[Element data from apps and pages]
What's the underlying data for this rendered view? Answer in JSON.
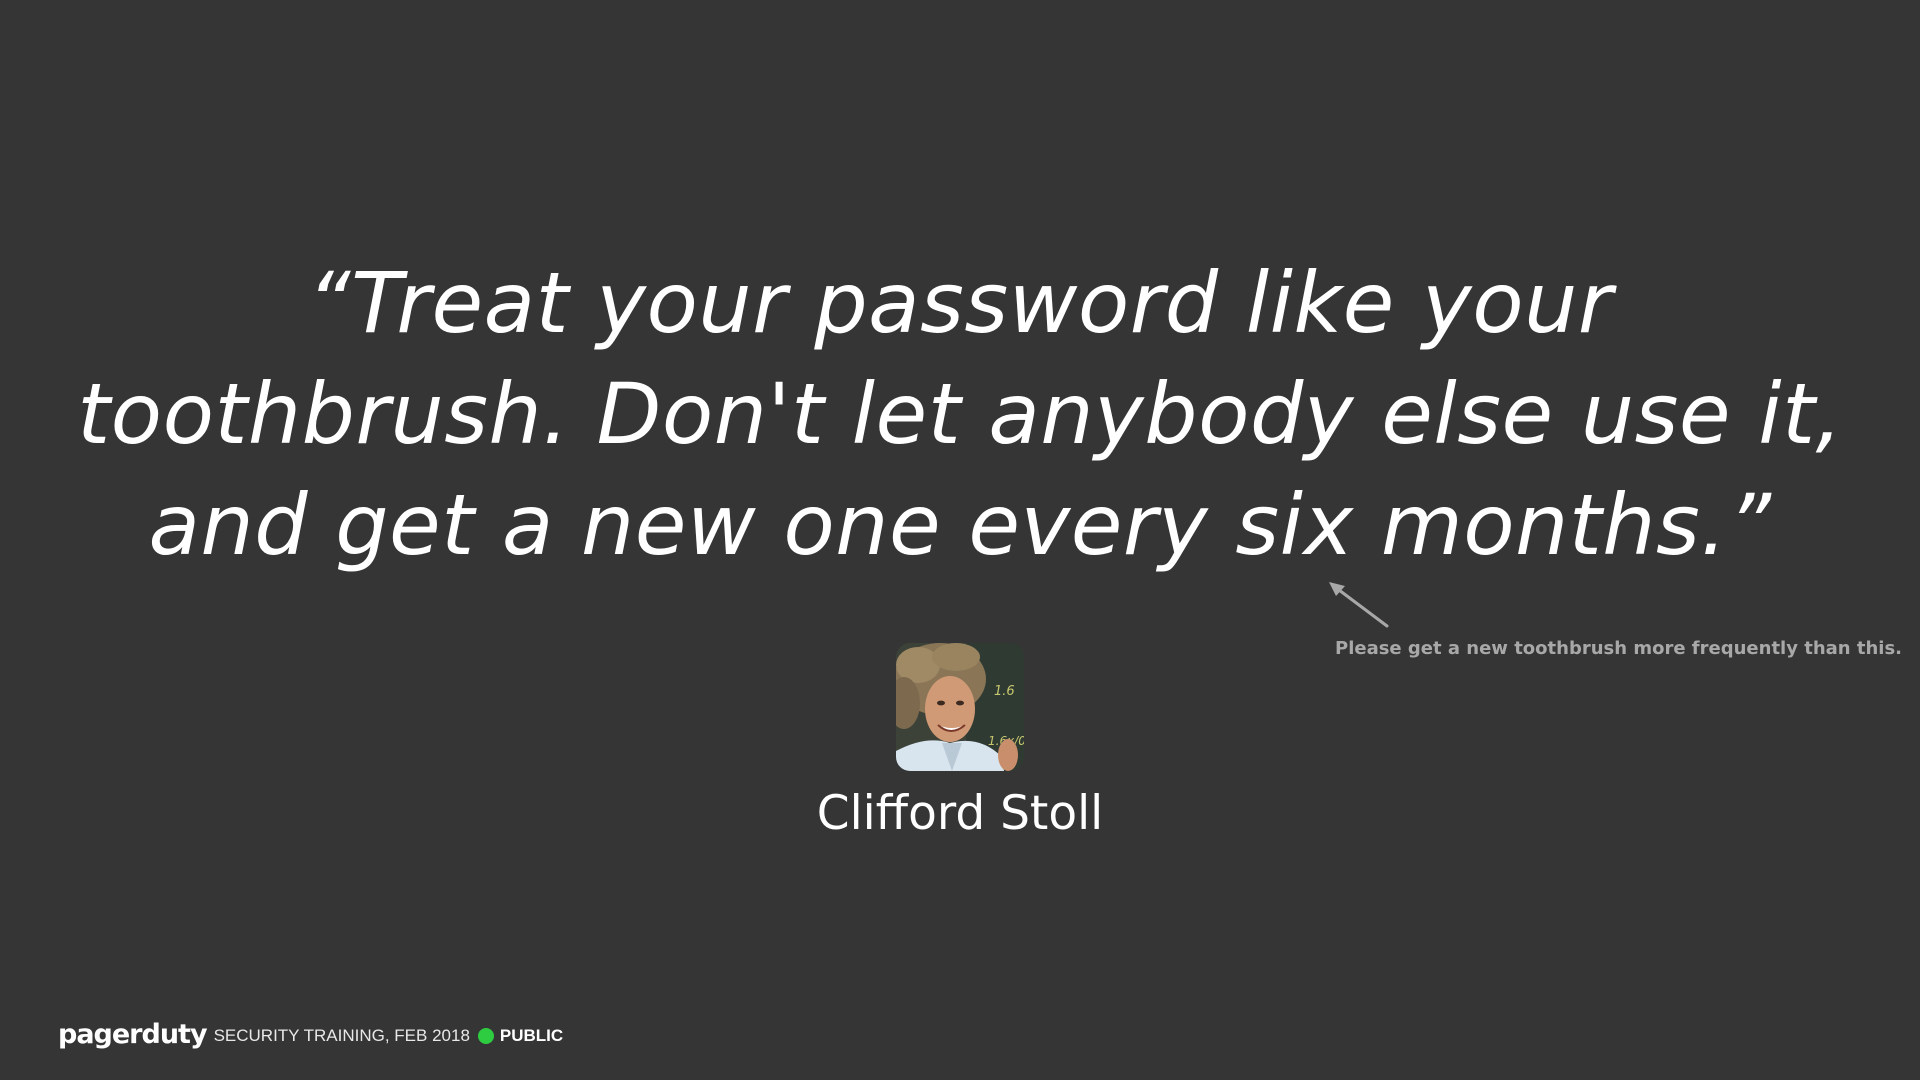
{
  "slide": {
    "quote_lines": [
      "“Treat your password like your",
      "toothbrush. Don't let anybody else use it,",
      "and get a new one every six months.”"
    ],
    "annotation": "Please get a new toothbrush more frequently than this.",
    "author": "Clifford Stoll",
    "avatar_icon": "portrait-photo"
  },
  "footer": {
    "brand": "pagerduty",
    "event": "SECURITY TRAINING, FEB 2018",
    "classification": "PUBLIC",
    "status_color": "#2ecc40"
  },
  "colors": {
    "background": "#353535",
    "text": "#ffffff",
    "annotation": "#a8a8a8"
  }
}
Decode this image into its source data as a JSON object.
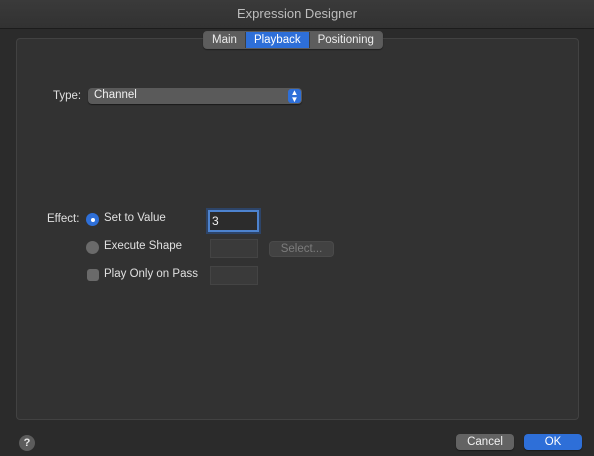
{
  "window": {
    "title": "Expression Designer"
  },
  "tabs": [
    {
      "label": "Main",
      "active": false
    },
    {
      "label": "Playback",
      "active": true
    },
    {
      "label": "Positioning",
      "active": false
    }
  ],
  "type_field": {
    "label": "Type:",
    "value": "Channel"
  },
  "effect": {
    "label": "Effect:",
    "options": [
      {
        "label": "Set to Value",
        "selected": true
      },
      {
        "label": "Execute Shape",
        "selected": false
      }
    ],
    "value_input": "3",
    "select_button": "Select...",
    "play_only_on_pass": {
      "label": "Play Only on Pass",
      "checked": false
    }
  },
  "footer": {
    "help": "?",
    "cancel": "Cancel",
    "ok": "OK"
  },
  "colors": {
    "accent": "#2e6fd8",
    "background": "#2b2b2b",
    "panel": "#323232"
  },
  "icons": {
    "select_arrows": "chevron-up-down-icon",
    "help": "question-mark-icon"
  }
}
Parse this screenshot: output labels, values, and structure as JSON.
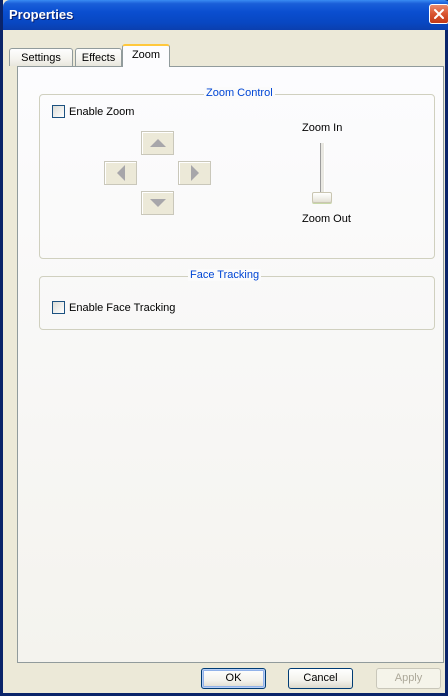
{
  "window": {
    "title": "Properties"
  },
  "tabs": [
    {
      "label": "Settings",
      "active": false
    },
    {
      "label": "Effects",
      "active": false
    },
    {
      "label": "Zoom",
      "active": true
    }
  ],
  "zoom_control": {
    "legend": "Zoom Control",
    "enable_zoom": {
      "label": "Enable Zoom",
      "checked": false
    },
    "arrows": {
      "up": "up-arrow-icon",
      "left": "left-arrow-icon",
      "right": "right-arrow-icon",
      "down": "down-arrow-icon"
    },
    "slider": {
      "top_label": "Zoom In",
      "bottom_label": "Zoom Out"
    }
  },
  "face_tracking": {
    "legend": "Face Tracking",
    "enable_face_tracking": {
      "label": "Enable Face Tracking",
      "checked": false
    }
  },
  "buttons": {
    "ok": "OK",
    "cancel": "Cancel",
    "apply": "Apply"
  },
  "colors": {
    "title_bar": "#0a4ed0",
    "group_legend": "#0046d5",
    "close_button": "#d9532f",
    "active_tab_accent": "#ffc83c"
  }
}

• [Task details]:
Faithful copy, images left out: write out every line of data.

• [Task response]:
What's the underlying data for this rendered view? Answer in JSON.
{
  "slide": {
    "quote_lines": [
      "“Treat your password like your",
      "toothbrush. Don't let anybody else use it,",
      "and get a new one every six months.”"
    ],
    "annotation": "Please get a new toothbrush more frequently than this.",
    "author": "Clifford Stoll",
    "avatar_icon": "portrait-photo"
  },
  "footer": {
    "brand": "pagerduty",
    "event": "SECURITY TRAINING, FEB 2018",
    "classification": "PUBLIC",
    "status_color": "#2ecc40"
  },
  "colors": {
    "background": "#353535",
    "text": "#ffffff",
    "annotation": "#a8a8a8"
  }
}
Decode this image into its source data as a JSON object.
{
  "window": {
    "title": "Expression Designer"
  },
  "tabs": [
    {
      "label": "Main",
      "active": false
    },
    {
      "label": "Playback",
      "active": true
    },
    {
      "label": "Positioning",
      "active": false
    }
  ],
  "type_field": {
    "label": "Type:",
    "value": "Channel"
  },
  "effect": {
    "label": "Effect:",
    "options": [
      {
        "label": "Set to Value",
        "selected": true
      },
      {
        "label": "Execute Shape",
        "selected": false
      }
    ],
    "value_input": "3",
    "select_button": "Select...",
    "play_only_on_pass": {
      "label": "Play Only on Pass",
      "checked": false
    }
  },
  "footer": {
    "help": "?",
    "cancel": "Cancel",
    "ok": "OK"
  },
  "colors": {
    "accent": "#2e6fd8",
    "background": "#2b2b2b",
    "panel": "#323232"
  },
  "icons": {
    "select_arrows": "chevron-up-down-icon",
    "help": "question-mark-icon"
  }
}
Parse this screenshot: output labels, values, and structure as JSON.
{
  "window": {
    "title": "Properties"
  },
  "tabs": [
    {
      "label": "Settings",
      "active": false
    },
    {
      "label": "Effects",
      "active": false
    },
    {
      "label": "Zoom",
      "active": true
    }
  ],
  "zoom_control": {
    "legend": "Zoom Control",
    "enable_zoom": {
      "label": "Enable Zoom",
      "checked": false
    },
    "arrows": {
      "up": "up-arrow-icon",
      "left": "left-arrow-icon",
      "right": "right-arrow-icon",
      "down": "down-arrow-icon"
    },
    "slider": {
      "top_label": "Zoom In",
      "bottom_label": "Zoom Out"
    }
  },
  "face_tracking": {
    "legend": "Face Tracking",
    "enable_face_tracking": {
      "label": "Enable Face Tracking",
      "checked": false
    }
  },
  "buttons": {
    "ok": "OK",
    "cancel": "Cancel",
    "apply": "Apply"
  },
  "colors": {
    "title_bar": "#0a4ed0",
    "group_legend": "#0046d5",
    "close_button": "#d9532f",
    "active_tab_accent": "#ffc83c"
  }
}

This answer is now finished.